Aunt Addi, a.k.a. Deputy Drake, was Dad's younger sister and is one of Rosemont's Finest. She was always Eli's favorite aunt and she tries hard to be a good guardian, but she wasn't exactly ready for . . . this. For Eli. For Mom and Dad to wrap their car around a streetlamp at a hundred miles an hour. Neither was Eli, for that matter. He's pretty sure no one ever could be.
Dinner is lasagne. Addi is an awful cook-before Eli, he's pretty sure she survived on takeout and ramen-but lasagne is the one thing she can do. Plus, it lasts.
Eli reheats his in the microwave, even if it makes the top go soggy and the middle too hot. He thinks maybe tomorrow he should cook instead. Tacos, maybe. He could totally go some tacos.
Tonight, he takes his too-hot lasagne and eats it in his room, in front of his computer, the eight-by-eight grid of his Launchpad sitting quiet below. There's a project he's been working on, and he taps a few samples on and off, tries to feel the beat calling to him.
This is where the magic happens. This is where, no matter how many Arthurs or Lances are in Eli's day, this is where he comes to fly. Fingers soaring on rhythm and melody, lifted by the brilliant lights of the grid. Eli plays for himself and he plays for Zoe and, sometimes, he even plays for YouTube.
His last upload got nearly ten thousand hits. It's not everything, but it's something.
But that mix only used half the buttons on the 'Pad, only half the samples, and was only Eli messing around. This time? This time he wants bigger, better. The full sixty-four. He's loaded up with Nicki and Beyoncé, but also PSY and Dragonforce and the theme from The X-Files, because he likes the contrast. It's all a mess right now and he can't make it work, but he will. He has to. This is the one thing he's good at, the one thing that lets him escape, lets him forget about a knock on the door and two cops with dour faces and please come with us, there's been an accident and-
And there's none of that, not when he's flying.

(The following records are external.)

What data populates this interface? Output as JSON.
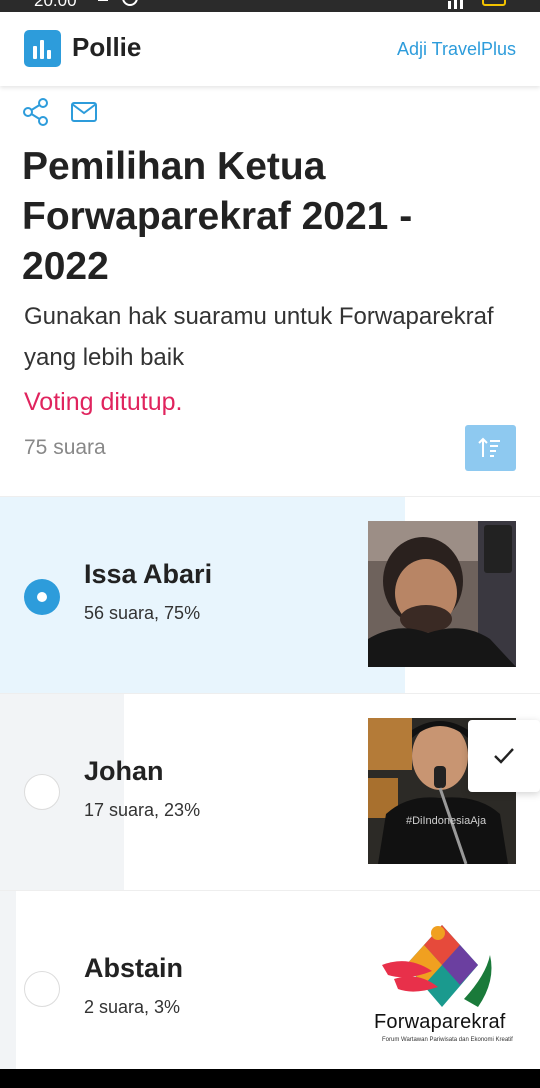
{
  "status_bar": {
    "time": "20:00"
  },
  "header": {
    "brand": "Pollie",
    "user_link": "Adji TravelPlus"
  },
  "poll": {
    "title": "Pemilihan Ketua Forwaparekraf 2021 - 2022",
    "description": "Gunakan hak suaramu untuk Forwaparekraf yang lebih baik",
    "status": "Voting ditutup.",
    "total_votes": "75 suara"
  },
  "options": [
    {
      "name": "Issa Abari",
      "stats": "56 suara, 75%",
      "percent": 75,
      "selected": true
    },
    {
      "name": "Johan",
      "stats": "17 suara, 23%",
      "percent": 23,
      "selected": false
    },
    {
      "name": "Abstain",
      "stats": "2 suara, 3%",
      "percent": 3,
      "selected": false
    }
  ],
  "logo_text": {
    "wordmark": "Forwaparekraf",
    "tagline": "Forum Wartawan Pariwisata dan Ekonomi Kreatif",
    "photo_caption": "#DiIndonesiaAja"
  },
  "colors": {
    "accent": "#2d9cdb",
    "closed": "#e0245e",
    "selected_fill": "#e8f5fd",
    "unselected_fill": "#f2f4f6"
  },
  "icons": [
    "share-icon",
    "mail-icon",
    "sort-icon",
    "check-icon"
  ]
}
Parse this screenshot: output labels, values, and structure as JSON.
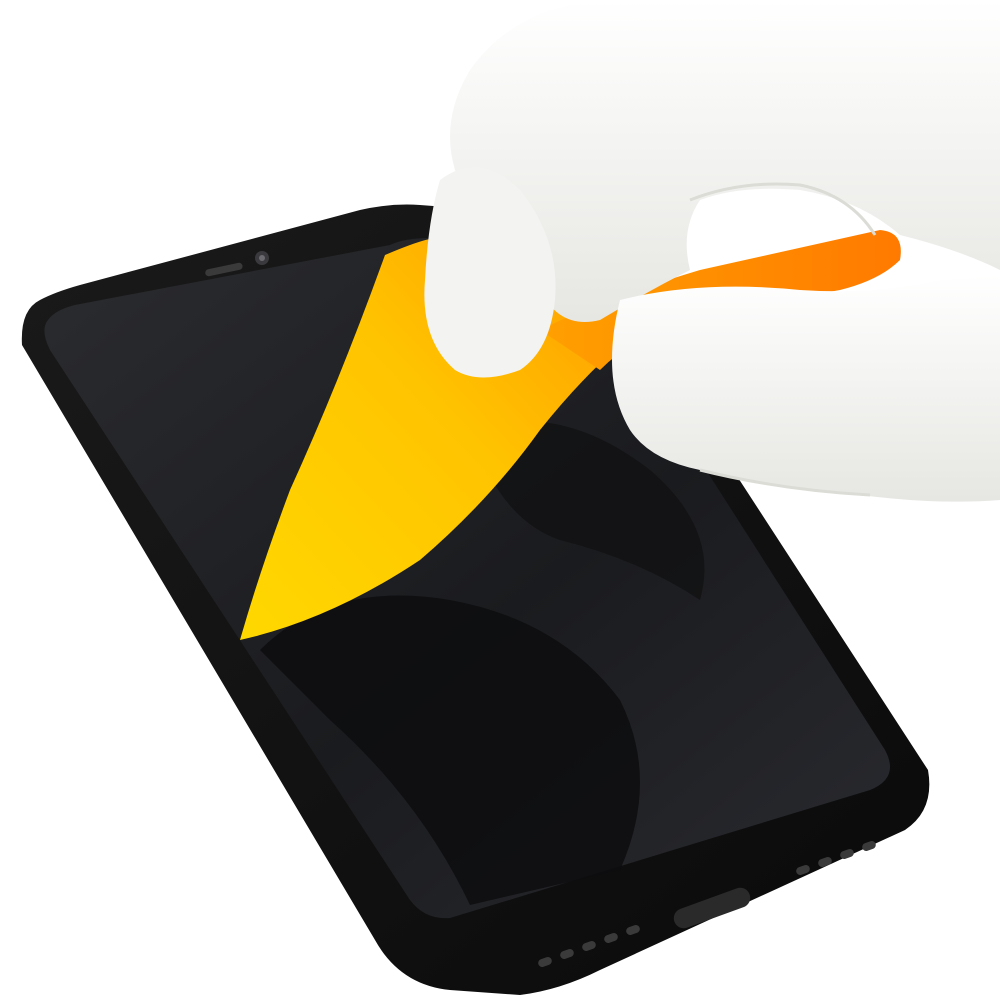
{
  "scene": {
    "background": "#ffffff",
    "objects": [
      {
        "name": "smartphone",
        "color": "#111111"
      },
      {
        "name": "screen",
        "color": "#1c1d20"
      },
      {
        "name": "squeegee-card",
        "color": "#ffd400",
        "handle_color": "#ff7f00"
      },
      {
        "name": "gloved-hand",
        "color": "#f2f2f0"
      }
    ]
  }
}
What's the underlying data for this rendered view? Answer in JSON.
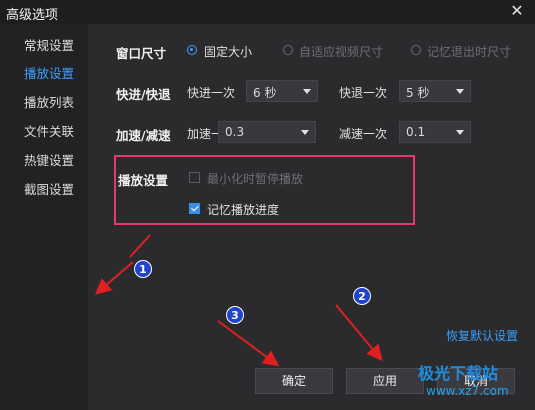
{
  "window": {
    "title": "高级选项",
    "close_symbol": "✕"
  },
  "sidebar": {
    "items": [
      {
        "label": "常规设置",
        "active": false
      },
      {
        "label": "播放设置",
        "active": true
      },
      {
        "label": "播放列表",
        "active": false
      },
      {
        "label": "文件关联",
        "active": false
      },
      {
        "label": "热键设置",
        "active": false
      },
      {
        "label": "截图设置",
        "active": false
      }
    ]
  },
  "window_size": {
    "label": "窗口尺寸",
    "options": [
      {
        "label": "固定大小",
        "selected": true,
        "enabled": true
      },
      {
        "label": "自适应视频尺寸",
        "selected": false,
        "enabled": false
      },
      {
        "label": "记忆退出时尺寸",
        "selected": false,
        "enabled": false
      }
    ]
  },
  "seek": {
    "label": "快进/快退",
    "forward_label": "快进一次",
    "forward_value": "6 秒",
    "backward_label": "快退一次",
    "backward_value": "5 秒"
  },
  "speed": {
    "label": "加速/减速",
    "up_label": "加速一次",
    "up_value": "0.3",
    "down_label": "减速一次",
    "down_value": "0.1"
  },
  "playback": {
    "label": "播放设置",
    "pause_on_minimize": {
      "label": "最小化时暂停播放",
      "checked": false,
      "enabled": false
    },
    "remember_progress": {
      "label": "记忆播放进度",
      "checked": true,
      "enabled": true
    }
  },
  "buttons": {
    "restore_defaults": "恢复默认设置",
    "ok": "确定",
    "apply": "应用",
    "cancel": "取消"
  },
  "annotations": {
    "badge1": "1",
    "badge2": "2",
    "badge3": "3"
  },
  "watermark": {
    "text": "极光下载站",
    "url": "www.xz7.com"
  },
  "colors": {
    "accent": "#3aa0ff",
    "highlight": "#e53a6a",
    "arrow": "#e02020",
    "badge": "#2244cc"
  }
}
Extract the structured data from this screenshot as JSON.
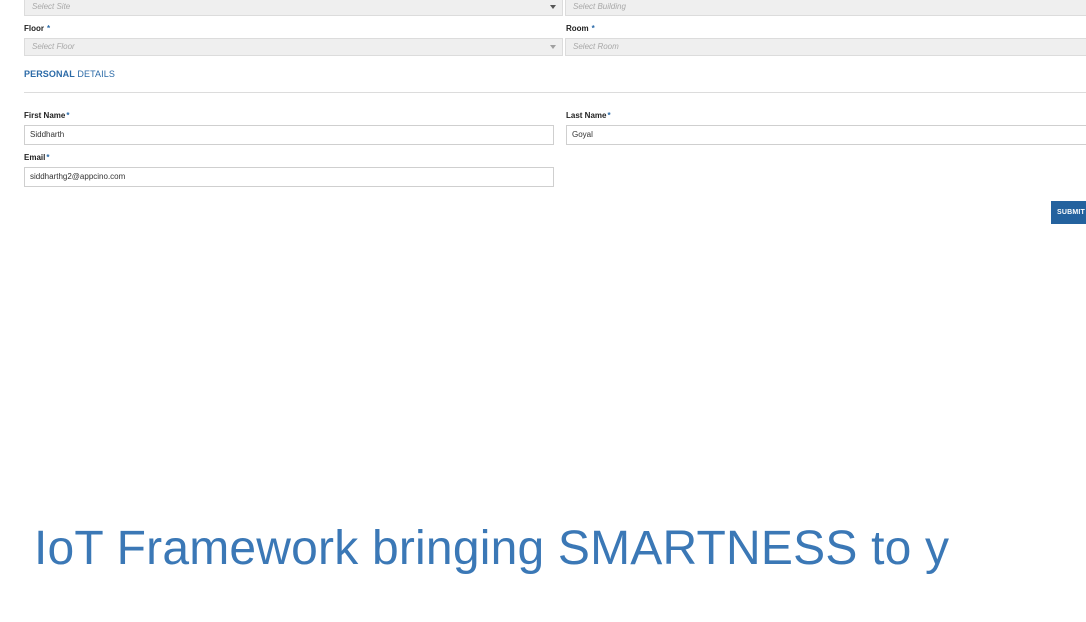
{
  "location": {
    "site": {
      "placeholder": "Select Site"
    },
    "building": {
      "placeholder": "Select Building"
    },
    "floor": {
      "label": "Floor",
      "required_mark": "*",
      "placeholder": "Select Floor"
    },
    "room": {
      "label": "Room",
      "required_mark": "*",
      "placeholder": "Select Room"
    }
  },
  "personal_details": {
    "title_bold": "PERSONAL",
    "title_rest": " DETAILS",
    "first_name": {
      "label": "First Name",
      "required_mark": "*",
      "value": "Siddharth"
    },
    "last_name": {
      "label": "Last Name",
      "required_mark": "*",
      "value": "Goyal"
    },
    "email": {
      "label": "Email",
      "required_mark": "*",
      "value": "siddharthg2@appcino.com"
    }
  },
  "actions": {
    "submit_label": "SUBMIT"
  },
  "banner": {
    "tagline": "IoT Framework bringing SMARTNESS to y"
  },
  "colors": {
    "accent": "#2b6aa7",
    "button": "#24629e",
    "tagline": "#3b78b6"
  }
}
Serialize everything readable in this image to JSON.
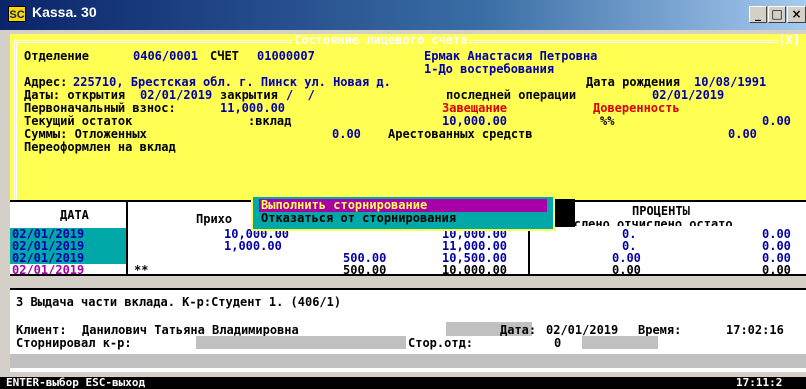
{
  "window": {
    "title": "Kassa. 30",
    "icon_text": "SC",
    "minimize": "_",
    "maximize": "□",
    "close": "×"
  },
  "dialog": {
    "title": "Состояние лицевого счета",
    "close_mark": "[X]",
    "line1_label": "Отделение",
    "department": "0406/0001",
    "account_label": "СЧЕТ",
    "account": "01000007",
    "client": "Ермак Анастасия Петровна",
    "note": "1-До востребования",
    "address_label": "Адрес:",
    "address": "225710, Брестская обл. г. Пинск ул. Новая д.",
    "birth_label": "Дата рождения",
    "birth": "10/08/1991",
    "dates_label": "Даты: открытия",
    "open_date": "02/01/2019",
    "close_label": "закрытия",
    "close_date": "/  /",
    "lastop_label": "последней операции",
    "lastop_date": "02/01/2019",
    "initial_label": "Первоначальный взнос:",
    "initial": "11,000.00",
    "will": "Завещание",
    "proxy": "Доверенность",
    "balance_label": "Текущий остаток",
    "balance_type": ":вклад",
    "balance": "10,000.00",
    "pct": "%%",
    "pct_val": "0.00",
    "deferred_label": "Суммы: Отложенных",
    "deferred": "0.00",
    "arrest_label": "Арестованных средств",
    "arrest": "0.00",
    "reissued": "Переоформлен на вклад"
  },
  "table": {
    "col_date": "ДАТА",
    "col_income": "Прихо",
    "col_interest": "ПРОЦЕНТЫ",
    "col_interest_sub": "ачислено отчислено остато",
    "rows": [
      {
        "date": "02/01/2019",
        "mark": "",
        "income": "10,000.00",
        "expense": "",
        "rest": "10,000.00",
        "p1": "0.",
        "p3": "0.00"
      },
      {
        "date": "02/01/2019",
        "mark": "",
        "income": "1,000.00",
        "expense": "",
        "rest": "11,000.00",
        "p1": "0.",
        "p3": "0.00"
      },
      {
        "date": "02/01/2019",
        "mark": "",
        "income": "",
        "expense": "500.00",
        "rest": "10,500.00",
        "p1": "0.00",
        "p3": "0.00"
      },
      {
        "date": "02/01/2019",
        "mark": "**",
        "income": "",
        "expense": "500.00",
        "rest": "10,000.00",
        "p1": "0.00",
        "p3": "0.00"
      }
    ]
  },
  "popup": {
    "option1": "Выполнить сторнирование",
    "option2": "Отказаться от сторнирования"
  },
  "info": {
    "operation": "3 Выдача части вклада. К-р:Студент 1. (406/1)",
    "client_label": "Клиент:",
    "client": "Данилович Татьяна Владимировна",
    "date_label": "Дата:",
    "date": "02/01/2019",
    "time_label": "Время:",
    "time": "17:02:16",
    "storno_label": "Сторнировал к-р:",
    "dept_label": "Стор.отд:",
    "dept": "0"
  },
  "status": {
    "left": "ENTER-выбор ESC-выход",
    "clock": "17:11:2"
  }
}
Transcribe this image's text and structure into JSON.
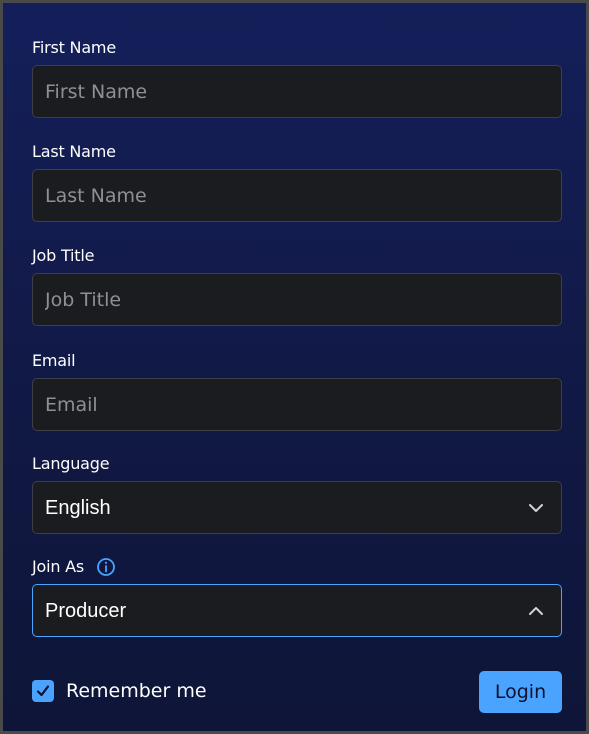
{
  "form": {
    "first_name": {
      "label": "First Name",
      "placeholder": "First Name",
      "value": ""
    },
    "last_name": {
      "label": "Last Name",
      "placeholder": "Last Name",
      "value": ""
    },
    "job_title": {
      "label": "Job Title",
      "placeholder": "Job Title",
      "value": ""
    },
    "email": {
      "label": "Email",
      "placeholder": "Email",
      "value": ""
    },
    "language": {
      "label": "Language",
      "selected": "English",
      "expanded": false,
      "icon": "chevron-down-icon"
    },
    "join_as": {
      "label": "Join As",
      "selected": "Producer",
      "expanded": true,
      "icon": "chevron-up-icon",
      "info_icon": "info-icon"
    }
  },
  "footer": {
    "remember_me": {
      "label": "Remember me",
      "checked": true
    },
    "login_label": "Login"
  },
  "colors": {
    "accent": "#4aa3ff",
    "background_top": "#141f5a",
    "background_bottom": "#0e1538",
    "input_background": "#1b1c1f",
    "input_border": "#3c3f47"
  }
}
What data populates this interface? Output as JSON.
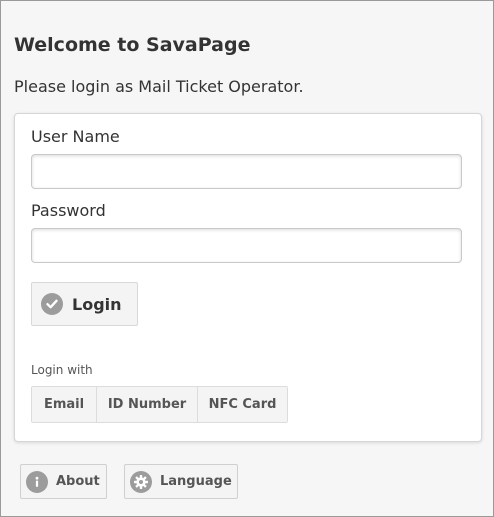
{
  "header": {
    "title": "Welcome to SavaPage",
    "subtitle": "Please login as Mail Ticket Operator."
  },
  "form": {
    "username_label": "User Name",
    "username_value": "",
    "password_label": "Password",
    "password_value": "",
    "login_label": "Login",
    "login_icon": "check-icon",
    "login_with_label": "Login with",
    "methods": [
      "Email",
      "ID Number",
      "NFC Card"
    ]
  },
  "footer": {
    "about_label": "About",
    "about_icon": "info-icon",
    "language_label": "Language",
    "language_icon": "gear-icon"
  },
  "colors": {
    "background": "#f6f6f6",
    "card": "#ffffff",
    "icon_gray": "#9c9c9c",
    "text": "#333333"
  }
}
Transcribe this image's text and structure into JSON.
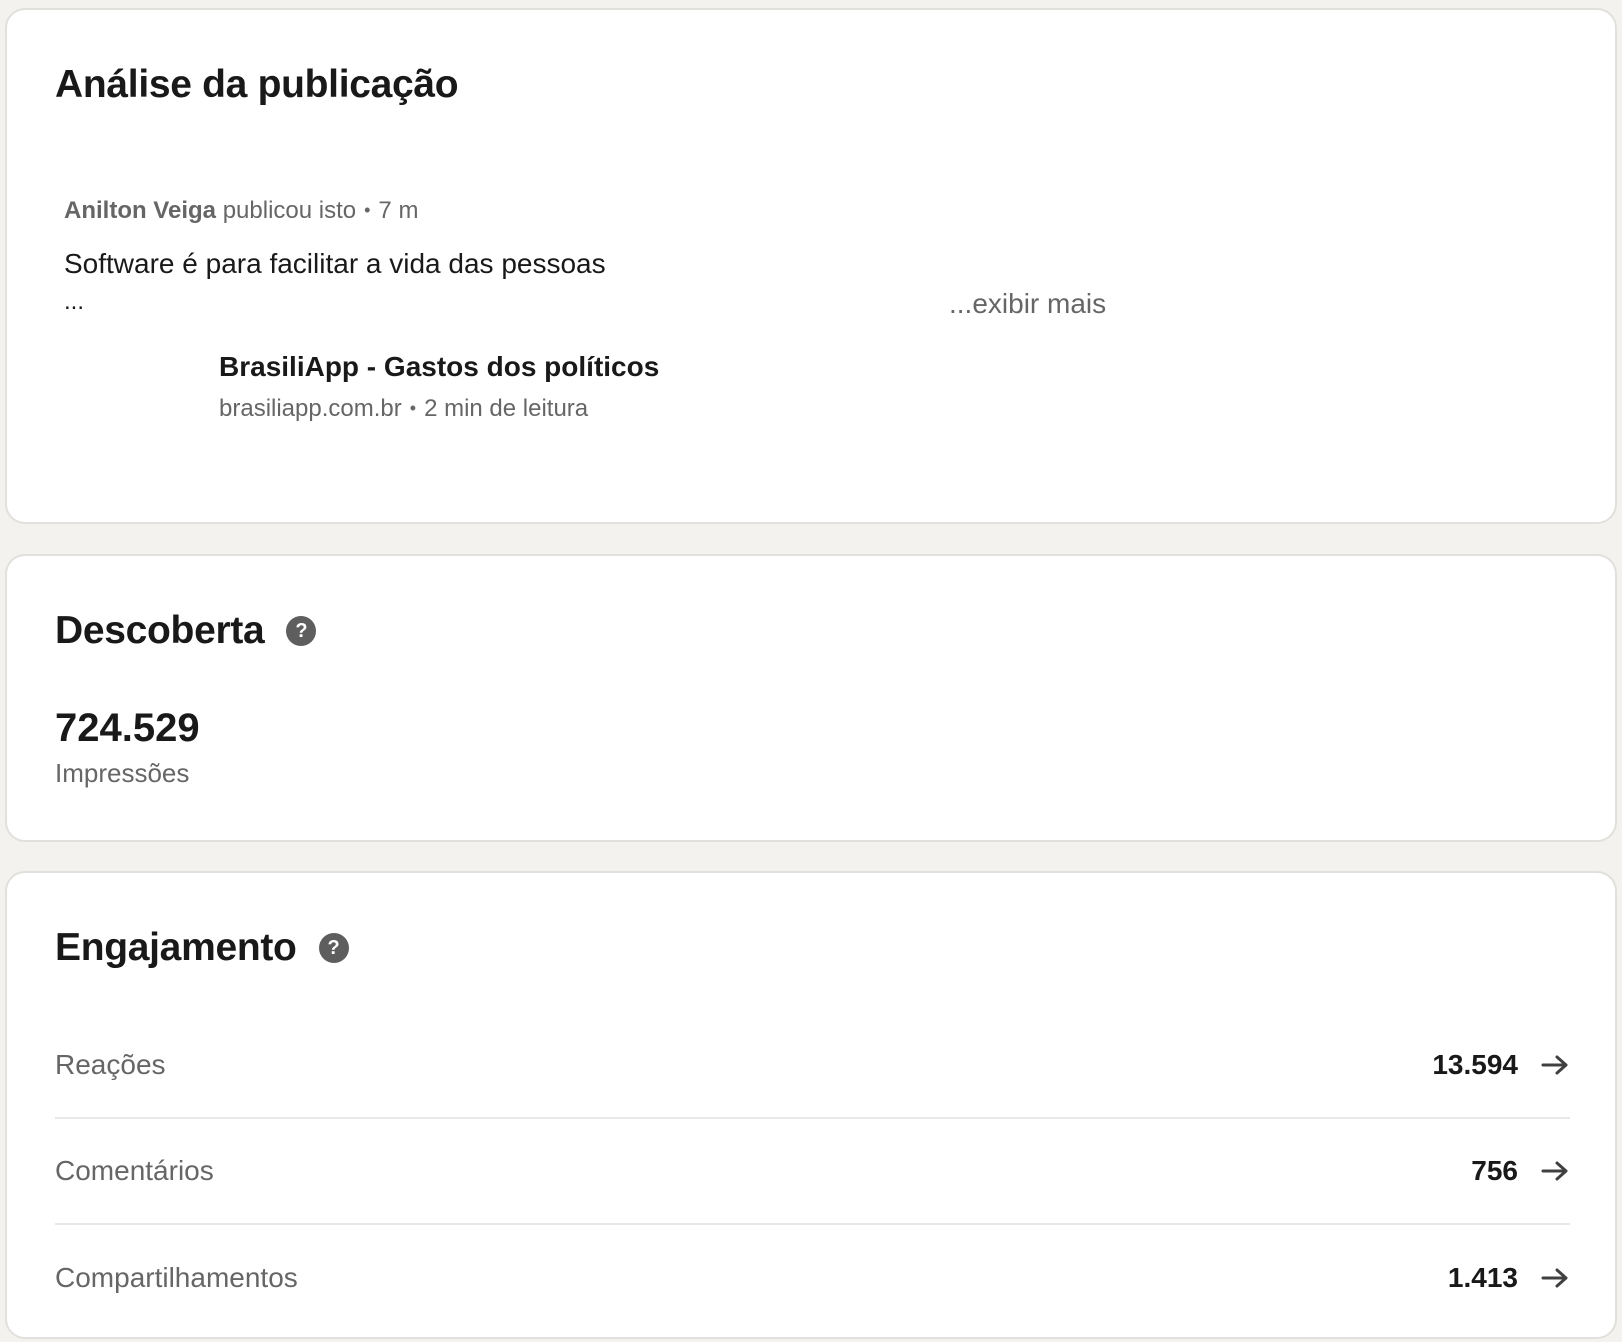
{
  "post_card": {
    "title": "Análise da publicação",
    "author": "Anilton Veiga",
    "action": "publicou isto",
    "time": "7 m",
    "text": "Software é para facilitar a vida das pessoas",
    "ellipsis": "...",
    "show_more": "...exibir mais",
    "article": {
      "title": "BrasiliApp - Gastos dos políticos",
      "domain": "brasiliapp.com.br",
      "read_time": "2 min de leitura"
    }
  },
  "discovery": {
    "title": "Descoberta",
    "help_icon": "question-circle-icon",
    "impressions_value": "724.529",
    "impressions_label": "Impressões"
  },
  "engagement": {
    "title": "Engajamento",
    "help_icon": "question-circle-icon",
    "rows": [
      {
        "label": "Reações",
        "value": "13.594",
        "icon": "arrow-right-icon"
      },
      {
        "label": "Comentários",
        "value": "756",
        "icon": "arrow-right-icon"
      },
      {
        "label": "Compartilhamentos",
        "value": "1.413",
        "icon": "arrow-right-icon"
      }
    ]
  },
  "colors": {
    "page_background": "#f3f2ef",
    "card_background": "#ffffff",
    "primary_text": "#191919",
    "secondary_text": "#666666",
    "icon_gray": "#5e5e5e"
  }
}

So he flies. And his lasagne gets cold, and when Aunt Addi finally gets home she finds him drooling on the desk, fast asleep, a mish-mash jangle of pop culture white noise laid over like a blanket.